RALEIGH — It took nearly 50 minutes and a bit of slight of hand from the Hurricanes’ resident magician two days ahead of Halloween, but the Carolina Hurricanes found a way to beat Bill Peters and the Calgary Flames.
Andrei Svechnikov’s lacrosse-style goal 9:13 into the third period got Carolina on the board and tied the game, then the Hurricanes’ 19-year-old added a power play snipe just over three minutes later for the lead and a 2-1 win Tuesday at PNC Arena in front of 13,864.
“I went behind the net and I feel like I should try that,” Svechnikov said of his highlight-reel goal on Calgary’s David Rittich. “I actually practiced this move this morning, so it’s a great shot to try for me.”
He then added the cherry on top at 12:35 of the third, firing a shot from the left circle past Rittich’s glove to give the Hurricanes their first lead.
“When you score you’ve got more confidence, and I scored last game and I’m like, ‘I have to shoot again,’ said Svechnikov, who also had two goals in Carolina’s 4-0 win Saturday over Chicago.
But after the game, everyone was talking about the first goal — first entered into hockey lore by the University of Michigan’s Mike Legg on March 24, 1996, in the NCAA Tournament.
“I saw (Mikael) Granlund score on it against Russia (in the semifinals of the 2011 World Championships), so I saw that,” said Svechnikov, invoking the other time the lacrosse move has been widely witnessed. “My brother (Red Wings forward Evgeny) actually taught me how to do that move, so it’s great.”
That everyone had seen the move before — and seen Svechnikov endlessly practice it — didn’t impact the stunned reaction on the bench when the puck went off the mask of Rittich (26 saves) and in.
“I think he was pretty shocked too,” defenseman Dougie Hamilton said. “He was smiling and laughing for a few minutes after that.”
Hurricanes coach Rod Brind’Amour — who has embraced Svechnikov’s Rod the Bod-esque work ethic and feeds pucks to the second-year pro nearly every practice in an effort to perfect the move — wasn’t as surprised.
“I’m not shocked because, literally, he does it every time,” Brind’Amour said. “It’s not a fluke. It’s nice to see a kid that puts in some time to do something and he can actually do it in a game.”
Calgary had gotten the lead early when Elias Lindholm — the former Hurricanes first round pick-turned-PNC Arena Public Enemy No. 1 — won a faceoff, shook Jordan Staal and one-timed a pass from Johnny Gaudreau in the slot to make it 1-0 at 13:04 of the first period.
From there, it was a goaltender battle, with Petr Mrazek (28 saves) matching Rittich save for save.

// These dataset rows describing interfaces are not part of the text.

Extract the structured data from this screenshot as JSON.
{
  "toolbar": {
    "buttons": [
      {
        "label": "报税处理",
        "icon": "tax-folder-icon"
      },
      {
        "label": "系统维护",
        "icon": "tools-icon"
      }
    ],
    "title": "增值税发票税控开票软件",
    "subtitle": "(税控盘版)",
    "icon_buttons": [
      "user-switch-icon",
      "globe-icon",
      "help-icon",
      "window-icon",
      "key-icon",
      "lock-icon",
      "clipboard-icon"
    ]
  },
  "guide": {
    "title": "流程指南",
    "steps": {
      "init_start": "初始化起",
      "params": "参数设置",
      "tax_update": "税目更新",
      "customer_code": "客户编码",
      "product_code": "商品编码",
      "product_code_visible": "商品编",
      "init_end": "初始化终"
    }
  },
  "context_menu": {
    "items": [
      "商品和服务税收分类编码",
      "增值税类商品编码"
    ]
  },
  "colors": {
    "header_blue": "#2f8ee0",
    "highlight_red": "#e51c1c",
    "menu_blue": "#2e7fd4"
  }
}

Then, the goal.
“That’s almost what we needed to happen to get a goal,” Brind’Amour said. “It wasn’t going to happen any other way. Their goalie played great tonight. Obviously, ours did too.”
Svechnikov’s second goal was keyed by Nino Niederreiter goading a roughing penalty on Calgary super pest Matthew Tkachuk as the two went back and forth all night with slashes, elbows and hard hits.
“You don’t want to retaliate, we know that, especially with the game being so tight,” Brind’Amour said. “Nino’s a fiery guy, too. He’s actually taken a couple of those over the year. But he held it together tonight, had a good game for us, and that’s obviously a turning point for sure.”
It might have been a turning point, by the turning point will never be forgotten.
“Everyone was just excited, like so happy, and it was emotional,” Svechnikov said. “So that was great.”
Notes: The Flames scored again shortly after their first period goal, but Brind’Amour successfully challenged for offside. … Tuesday marked the 20th anniversary of the first game played at PNC Arena — then the Raleigh Entertainment & Sports Arena. On Oct. 29, 1999, the Hurricanes lost to New Jersey 4-2, with Andrei Kovalenko scoring the first goal in the building’s history. … The win was Mrazek’s 14th straight at PNC Arena. … Tkachuk finished with eight shots for Calgary. … Lindholm, who mock clapped at the crown after the Flames won in Raleigh last year, was booed early and often.